Invasive Red Swamp Crayfish

I spent the day working with Stephanie, and we are in the process of obtaining permits to construct a nontidal wetland abutting the fresh tidal Chicamuxen Creek.  Part of our wetland hydrology will tie-into a sweetbay magnolia sand and gravel bench seep.  As we walked through the fresh tidal buffer, a rarely used roadway, mowed field and seep swamp, we were quite surprised at the number of Red Swamp Crayfish (Procambarus clarkii) that we saw.  They were everywhere, probably in excess of sixty 5-inch, adult individuals.


The Red Swamp Crayfish is native to the United States, but originally confined to the lower Mississippi River and Gulf Coast, primarily Louisiana.  These are the famous edible crayfish of the Louisiana Crawfish Boil.  Although native, they are not endemic to Maryland, and are considered an introduced invasive.


Fourteen crayfish species are known to occur in Maryland.  Five are introduced, non-native species.  Of the five introduced species, the red swamp crayfish are particularly invasive and can alter species composition, food webs and habitat in aquatic ecosystems.  These crayfish have only been in Maryland for the last decade or so, and primarily came from the release of live crayfish used as bait for fishing.


The most obvious impact of invasive crayfish in Maryland has been the concomitant declines in native crayfish species.  The Red Swamp and a few others such as the Rusty and Virile Crayfish tend to quickly colonize a new area and become abundant.


Invasive crayfish are known to adversely affect stream insects, mussels, snails, amphibians, reptiles, fish and sport fisheries, and alter community structure and function of aquatic ecosystems.


Once an invasive crayfish is introduced into an aquatic system, it is impossible to eradicate it without harm to native crayfish and other non-target species.  Since eradication is impossible without harming other species, preventing introductions is the one effective way to halt the spread of invasive crayfish.


The Red Swamp Crayfish now occupies Charles and Prince George’s County on the western shore and parts of Dorchester, Worcester and Queen Anne Counties on the eastern shore.


The Red Swamp’s can be found in creeks, swamps, ditches, rivers and ponds with muddy or sandy substrate, and can be found among woody debris, aquatic vegetation and detritus.

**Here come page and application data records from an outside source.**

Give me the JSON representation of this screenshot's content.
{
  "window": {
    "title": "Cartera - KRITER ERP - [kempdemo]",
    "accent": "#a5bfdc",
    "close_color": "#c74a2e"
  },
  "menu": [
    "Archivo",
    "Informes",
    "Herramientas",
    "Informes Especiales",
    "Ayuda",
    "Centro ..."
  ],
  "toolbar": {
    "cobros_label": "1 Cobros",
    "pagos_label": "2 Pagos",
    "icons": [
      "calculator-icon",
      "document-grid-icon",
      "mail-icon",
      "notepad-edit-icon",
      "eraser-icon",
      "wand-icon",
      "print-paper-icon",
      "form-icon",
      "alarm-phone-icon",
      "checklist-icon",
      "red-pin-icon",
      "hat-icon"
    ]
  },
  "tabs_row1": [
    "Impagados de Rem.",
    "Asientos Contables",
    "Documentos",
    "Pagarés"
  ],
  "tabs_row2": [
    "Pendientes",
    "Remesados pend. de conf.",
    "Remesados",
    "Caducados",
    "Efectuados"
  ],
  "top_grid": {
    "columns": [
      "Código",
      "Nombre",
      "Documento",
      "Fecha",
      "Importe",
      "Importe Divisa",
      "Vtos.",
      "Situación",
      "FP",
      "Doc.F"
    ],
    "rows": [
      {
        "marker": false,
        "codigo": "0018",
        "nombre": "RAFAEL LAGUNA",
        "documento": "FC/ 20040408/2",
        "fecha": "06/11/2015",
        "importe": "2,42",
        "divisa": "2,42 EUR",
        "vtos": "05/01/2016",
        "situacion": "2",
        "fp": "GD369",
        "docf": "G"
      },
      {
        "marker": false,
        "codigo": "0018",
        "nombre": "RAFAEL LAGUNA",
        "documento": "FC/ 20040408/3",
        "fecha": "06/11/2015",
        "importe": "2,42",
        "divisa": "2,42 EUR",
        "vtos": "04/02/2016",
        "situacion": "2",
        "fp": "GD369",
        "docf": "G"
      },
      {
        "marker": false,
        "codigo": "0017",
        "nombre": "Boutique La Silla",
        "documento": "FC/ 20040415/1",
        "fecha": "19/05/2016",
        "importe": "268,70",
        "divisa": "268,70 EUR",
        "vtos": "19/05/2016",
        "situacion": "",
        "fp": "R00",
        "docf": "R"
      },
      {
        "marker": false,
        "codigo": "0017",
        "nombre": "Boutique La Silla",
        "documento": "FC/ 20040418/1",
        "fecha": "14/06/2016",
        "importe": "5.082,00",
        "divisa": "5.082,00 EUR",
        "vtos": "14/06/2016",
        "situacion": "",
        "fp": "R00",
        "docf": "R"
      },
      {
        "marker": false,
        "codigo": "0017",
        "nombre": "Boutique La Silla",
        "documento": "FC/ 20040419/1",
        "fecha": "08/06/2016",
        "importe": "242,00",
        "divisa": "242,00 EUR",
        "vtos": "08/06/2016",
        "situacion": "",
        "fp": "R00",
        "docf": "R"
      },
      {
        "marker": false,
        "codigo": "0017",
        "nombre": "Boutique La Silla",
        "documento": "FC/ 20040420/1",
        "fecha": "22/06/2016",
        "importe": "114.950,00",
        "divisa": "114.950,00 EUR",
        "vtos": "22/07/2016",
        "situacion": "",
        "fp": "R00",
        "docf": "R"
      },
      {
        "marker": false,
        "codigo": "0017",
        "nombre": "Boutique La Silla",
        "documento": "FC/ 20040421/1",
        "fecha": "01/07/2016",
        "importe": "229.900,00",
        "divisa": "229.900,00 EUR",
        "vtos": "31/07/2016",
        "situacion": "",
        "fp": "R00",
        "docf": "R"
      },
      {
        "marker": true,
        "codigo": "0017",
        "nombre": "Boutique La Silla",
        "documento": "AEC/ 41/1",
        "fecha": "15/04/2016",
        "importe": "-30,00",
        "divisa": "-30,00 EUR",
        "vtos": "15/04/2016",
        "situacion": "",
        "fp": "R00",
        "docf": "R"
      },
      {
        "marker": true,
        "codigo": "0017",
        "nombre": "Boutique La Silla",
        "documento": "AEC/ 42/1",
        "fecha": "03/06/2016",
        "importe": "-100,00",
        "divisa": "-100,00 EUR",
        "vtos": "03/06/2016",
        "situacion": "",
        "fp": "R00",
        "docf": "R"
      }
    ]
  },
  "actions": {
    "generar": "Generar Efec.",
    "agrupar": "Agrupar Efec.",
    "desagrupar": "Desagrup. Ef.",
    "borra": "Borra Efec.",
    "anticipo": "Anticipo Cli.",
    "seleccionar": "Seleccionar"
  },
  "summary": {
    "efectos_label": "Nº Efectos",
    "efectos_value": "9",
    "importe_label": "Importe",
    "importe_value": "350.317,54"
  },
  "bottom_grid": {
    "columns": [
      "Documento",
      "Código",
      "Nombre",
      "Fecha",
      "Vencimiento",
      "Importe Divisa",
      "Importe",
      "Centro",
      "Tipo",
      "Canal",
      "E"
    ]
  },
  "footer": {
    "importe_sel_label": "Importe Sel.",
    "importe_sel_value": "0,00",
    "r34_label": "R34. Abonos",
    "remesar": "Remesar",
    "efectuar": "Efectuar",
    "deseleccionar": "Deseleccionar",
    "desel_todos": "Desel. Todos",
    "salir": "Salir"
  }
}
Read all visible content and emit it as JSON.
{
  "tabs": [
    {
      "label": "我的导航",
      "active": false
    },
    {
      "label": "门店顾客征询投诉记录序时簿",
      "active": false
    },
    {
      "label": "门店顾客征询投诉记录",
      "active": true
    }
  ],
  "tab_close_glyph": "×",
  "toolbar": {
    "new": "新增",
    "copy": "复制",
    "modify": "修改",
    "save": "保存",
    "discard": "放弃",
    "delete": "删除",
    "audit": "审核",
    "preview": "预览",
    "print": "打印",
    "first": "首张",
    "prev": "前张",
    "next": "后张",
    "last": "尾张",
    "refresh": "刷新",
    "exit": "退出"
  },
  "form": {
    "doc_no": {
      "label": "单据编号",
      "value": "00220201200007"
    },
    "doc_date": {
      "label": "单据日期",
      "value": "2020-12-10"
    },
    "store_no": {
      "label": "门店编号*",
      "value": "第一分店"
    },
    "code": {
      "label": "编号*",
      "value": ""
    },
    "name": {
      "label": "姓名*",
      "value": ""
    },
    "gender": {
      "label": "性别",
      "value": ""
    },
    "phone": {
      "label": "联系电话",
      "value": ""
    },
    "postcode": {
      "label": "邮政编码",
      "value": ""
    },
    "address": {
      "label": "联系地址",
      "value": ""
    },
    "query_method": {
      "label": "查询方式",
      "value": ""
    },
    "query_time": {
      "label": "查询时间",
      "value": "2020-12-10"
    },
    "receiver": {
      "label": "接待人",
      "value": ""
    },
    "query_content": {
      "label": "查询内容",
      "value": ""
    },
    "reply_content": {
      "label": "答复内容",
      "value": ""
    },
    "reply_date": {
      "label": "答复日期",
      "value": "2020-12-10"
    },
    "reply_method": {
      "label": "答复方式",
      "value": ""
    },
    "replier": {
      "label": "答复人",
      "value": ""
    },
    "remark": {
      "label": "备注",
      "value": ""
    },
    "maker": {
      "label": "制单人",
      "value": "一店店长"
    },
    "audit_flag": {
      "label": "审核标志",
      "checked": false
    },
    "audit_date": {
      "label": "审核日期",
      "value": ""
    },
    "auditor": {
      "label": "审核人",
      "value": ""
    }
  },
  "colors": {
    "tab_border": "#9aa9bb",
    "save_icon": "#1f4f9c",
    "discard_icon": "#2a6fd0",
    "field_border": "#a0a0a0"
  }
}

Based on today’s observations, these crayfish have great vision.  They tracked our movements, and every time we got close, they went into a defensive posture, with claws-up and ready to fight.  If I was a River Otter, I’d be all over this site for some serious snacking!


I laid down in the road to take this photo of a walker.  Swamp Red’s can live up to 5-years old and tolerate the slightly saline brackish water of the Chicamuxen and Potomac River.  They will eat largemouth bass eggs, and largemouth bass will eat Red Swamp’s!  Note the characteristic carapace, claws and back covered in rough-textured tubercles (bumps).  Everywhere we looked, in the lawns, roads, terrestrial side slopes, wetlands and waters, we saw Red Swamp’s, with more than not orienting toward going to the fresh tidal river water of the Chicamuxen.  What a sight!  Local migration?


The arrow arum and pickerelweed in the river were dying back and signs of early autumn were apparent.  The Virginia Creeper, Parthenocissus quinquefolia, was bright red, as it draped over swamp edge trees.


Winterberry, Ilex verticillata, grew along with sweetbay and highbush blueberry along the banks.  With some leaves turning and already fallen, the striking berries of the winterberry were beginning to show.


The Possumhaw, Viburnum nudum is the most obligate (OBL) wetland Viburnum, and typically grows well into the wetter portions of a swamp.  We saw some plants with red, white and blue berries!


The only flowering plant along with aster that was in bloom on our site today was the Wild Ageratum (aka Blue Mistflower), Eupatorium coelestinum.


Smooth Alder (Alnus serrulata) was the dominant wetland shrub on the site.


Portions of the steep, sandy side slopes had patches of Trailing Arbutus (Epigaea repens).


Trailing Arbutus is uncommon, and has a beautiful early spring flower, white, with sometimes pink tones and quite fragrant.  Great day in the field!